U.S. Army Special Operations MQ-1C drone has crashed in Iraq. And someone took a selfie with the wreck

A U.S. Gray Eagle UAS has crashed in southern Iraq.

A photo posted on Jul. 21 on Twitter shows some people taking shots around a crashed (still largely intact) MQ-1C Gray Eagle UAS (Unmanned Aerial Systems) sporting U.S. Army markings.

The Gray Eagle is an advanced derivative of the Predator  specialized in providing direct operation control by Army field commanders. It can fly Reconnaissance, Surveillance, and Target Acquisition (RSTA); convoy protection; Improvised Explosive Device (IED) detection as well as providing live aerial imagery to ground patrols carrying also PGMs (Precision Guided Munitions): in other words, it can support a wide variety of missions including attack, assault, reconnaissance, infiltration and exfiltration, and any kind of known or unknown special operations you may imagine.

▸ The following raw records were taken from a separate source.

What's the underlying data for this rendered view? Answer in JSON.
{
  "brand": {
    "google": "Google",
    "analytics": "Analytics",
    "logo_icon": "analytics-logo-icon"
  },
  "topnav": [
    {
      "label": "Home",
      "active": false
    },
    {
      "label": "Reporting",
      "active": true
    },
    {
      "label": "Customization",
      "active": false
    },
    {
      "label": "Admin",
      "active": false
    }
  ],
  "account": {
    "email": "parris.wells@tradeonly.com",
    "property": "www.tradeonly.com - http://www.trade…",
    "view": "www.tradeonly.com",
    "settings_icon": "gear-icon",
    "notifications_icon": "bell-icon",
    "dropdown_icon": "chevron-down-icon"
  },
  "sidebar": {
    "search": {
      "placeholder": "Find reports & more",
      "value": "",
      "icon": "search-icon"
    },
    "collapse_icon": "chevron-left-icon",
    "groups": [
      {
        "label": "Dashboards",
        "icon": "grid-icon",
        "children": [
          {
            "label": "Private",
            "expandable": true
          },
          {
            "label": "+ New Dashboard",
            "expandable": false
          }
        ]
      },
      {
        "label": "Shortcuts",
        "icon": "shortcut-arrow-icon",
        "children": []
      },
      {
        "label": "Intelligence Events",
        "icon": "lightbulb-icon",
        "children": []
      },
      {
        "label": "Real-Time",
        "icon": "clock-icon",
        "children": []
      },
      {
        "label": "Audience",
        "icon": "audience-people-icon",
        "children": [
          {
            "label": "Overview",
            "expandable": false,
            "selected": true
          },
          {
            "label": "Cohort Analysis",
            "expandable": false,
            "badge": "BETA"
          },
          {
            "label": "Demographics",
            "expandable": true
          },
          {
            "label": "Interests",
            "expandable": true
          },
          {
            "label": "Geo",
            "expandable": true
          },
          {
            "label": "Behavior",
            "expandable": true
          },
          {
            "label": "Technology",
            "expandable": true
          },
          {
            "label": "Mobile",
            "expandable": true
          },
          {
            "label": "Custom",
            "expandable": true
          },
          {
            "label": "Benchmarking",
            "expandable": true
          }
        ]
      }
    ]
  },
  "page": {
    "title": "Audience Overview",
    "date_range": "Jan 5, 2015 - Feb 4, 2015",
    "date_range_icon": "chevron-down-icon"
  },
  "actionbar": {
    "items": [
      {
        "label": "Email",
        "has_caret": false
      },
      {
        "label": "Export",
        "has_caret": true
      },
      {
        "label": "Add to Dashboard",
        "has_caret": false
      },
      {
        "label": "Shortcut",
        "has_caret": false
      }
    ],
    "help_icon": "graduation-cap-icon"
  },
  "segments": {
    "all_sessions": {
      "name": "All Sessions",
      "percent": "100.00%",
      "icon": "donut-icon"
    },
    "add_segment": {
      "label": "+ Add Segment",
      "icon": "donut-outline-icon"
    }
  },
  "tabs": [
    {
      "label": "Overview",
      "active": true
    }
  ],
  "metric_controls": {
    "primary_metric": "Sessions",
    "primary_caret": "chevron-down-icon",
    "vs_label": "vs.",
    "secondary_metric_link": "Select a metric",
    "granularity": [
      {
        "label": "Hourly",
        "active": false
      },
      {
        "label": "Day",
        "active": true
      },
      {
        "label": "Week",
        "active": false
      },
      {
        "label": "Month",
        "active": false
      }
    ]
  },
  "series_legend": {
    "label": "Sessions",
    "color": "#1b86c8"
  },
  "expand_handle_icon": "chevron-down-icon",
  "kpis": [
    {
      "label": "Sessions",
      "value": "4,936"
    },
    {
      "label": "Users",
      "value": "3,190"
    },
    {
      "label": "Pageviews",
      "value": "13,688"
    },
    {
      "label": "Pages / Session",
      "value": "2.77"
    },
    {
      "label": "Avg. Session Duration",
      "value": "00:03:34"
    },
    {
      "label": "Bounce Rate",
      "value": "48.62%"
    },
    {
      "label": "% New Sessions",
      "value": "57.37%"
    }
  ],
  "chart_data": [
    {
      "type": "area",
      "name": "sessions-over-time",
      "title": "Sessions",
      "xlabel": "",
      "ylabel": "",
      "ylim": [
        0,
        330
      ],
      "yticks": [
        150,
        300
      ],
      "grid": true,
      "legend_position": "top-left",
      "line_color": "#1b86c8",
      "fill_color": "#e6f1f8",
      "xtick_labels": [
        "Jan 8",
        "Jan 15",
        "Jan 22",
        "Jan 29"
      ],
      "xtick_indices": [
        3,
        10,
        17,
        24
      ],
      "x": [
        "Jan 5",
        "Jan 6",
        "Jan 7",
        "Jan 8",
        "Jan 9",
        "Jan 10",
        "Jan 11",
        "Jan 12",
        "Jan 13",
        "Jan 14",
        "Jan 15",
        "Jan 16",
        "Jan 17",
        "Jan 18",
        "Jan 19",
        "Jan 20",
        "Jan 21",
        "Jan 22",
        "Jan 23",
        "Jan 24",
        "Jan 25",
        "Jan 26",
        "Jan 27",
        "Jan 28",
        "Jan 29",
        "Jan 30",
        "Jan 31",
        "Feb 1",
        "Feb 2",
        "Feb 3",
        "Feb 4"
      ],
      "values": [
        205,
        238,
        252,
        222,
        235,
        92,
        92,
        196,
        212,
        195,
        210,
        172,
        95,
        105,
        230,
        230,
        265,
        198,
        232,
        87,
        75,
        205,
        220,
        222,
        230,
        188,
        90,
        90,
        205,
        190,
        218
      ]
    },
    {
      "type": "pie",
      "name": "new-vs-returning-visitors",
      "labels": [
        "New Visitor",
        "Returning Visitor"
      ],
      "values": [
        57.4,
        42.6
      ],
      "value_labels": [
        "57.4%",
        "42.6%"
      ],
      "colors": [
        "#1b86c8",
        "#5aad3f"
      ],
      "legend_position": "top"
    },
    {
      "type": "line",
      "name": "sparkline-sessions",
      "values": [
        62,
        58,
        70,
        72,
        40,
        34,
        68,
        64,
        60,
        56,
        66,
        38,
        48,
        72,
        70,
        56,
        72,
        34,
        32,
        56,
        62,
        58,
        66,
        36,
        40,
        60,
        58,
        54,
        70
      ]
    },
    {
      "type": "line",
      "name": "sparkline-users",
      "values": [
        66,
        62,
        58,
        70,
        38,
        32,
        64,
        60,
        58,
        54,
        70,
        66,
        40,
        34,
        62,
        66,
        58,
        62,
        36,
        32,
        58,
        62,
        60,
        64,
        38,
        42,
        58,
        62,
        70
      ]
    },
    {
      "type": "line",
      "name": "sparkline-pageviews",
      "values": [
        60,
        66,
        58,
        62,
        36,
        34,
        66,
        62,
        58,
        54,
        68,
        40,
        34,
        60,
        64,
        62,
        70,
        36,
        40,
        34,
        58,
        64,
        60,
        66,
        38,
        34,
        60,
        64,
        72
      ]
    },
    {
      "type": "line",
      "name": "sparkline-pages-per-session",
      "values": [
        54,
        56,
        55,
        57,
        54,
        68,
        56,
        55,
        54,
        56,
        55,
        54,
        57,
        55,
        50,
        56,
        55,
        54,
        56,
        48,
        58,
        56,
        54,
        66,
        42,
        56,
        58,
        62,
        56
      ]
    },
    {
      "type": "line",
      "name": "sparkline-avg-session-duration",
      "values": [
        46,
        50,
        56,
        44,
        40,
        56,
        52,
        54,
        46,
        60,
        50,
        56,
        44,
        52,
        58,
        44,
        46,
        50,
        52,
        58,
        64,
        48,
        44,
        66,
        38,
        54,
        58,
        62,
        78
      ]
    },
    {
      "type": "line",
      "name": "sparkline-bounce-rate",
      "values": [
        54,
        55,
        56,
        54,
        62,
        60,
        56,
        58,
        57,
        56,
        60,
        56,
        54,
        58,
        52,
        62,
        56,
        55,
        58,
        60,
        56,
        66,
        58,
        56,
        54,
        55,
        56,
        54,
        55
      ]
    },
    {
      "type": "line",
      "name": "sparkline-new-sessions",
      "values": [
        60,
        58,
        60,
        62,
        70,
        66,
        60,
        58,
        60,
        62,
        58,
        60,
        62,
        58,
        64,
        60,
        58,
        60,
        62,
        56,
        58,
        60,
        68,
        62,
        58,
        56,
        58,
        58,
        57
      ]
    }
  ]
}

That’s why it is also operated by the US Army’s 160th Special Operations Aviation Regiment (Airborne) “Night Stalkers”, a Special Operations unit that used two stealthy MH-X “Silent Hawk” (or Stealth Black Hawk) to infiltrate and exfiltrate U.S. Navy SEALs during the Osama Bin Laden raid back in 2011.

The “Night Stalker” have been quite active in the region since August 2014 and have recently taken part in a “daring” raid to kill ISIS high level operative Abu Sayyaf,  in eastern Syria.

The 160th Special Operations Aviation Regiment (Airborne) is known to operate 12 Gray Eagle (along with a fleet of smaller RQ-11B Raven and RQ-7 Shadow drones, that are used for ISR (Intelligence Surveillance Reconnaissance) task in support to Special Ops.

 

The Night Stalkers also operate MH-47G Chinooks, MH-60L/K Black Hawks, A/MH-6M Little Birds, MH-X Silent Hawks (and maybe stealthy Little Birds and stealthy Chinooks as well).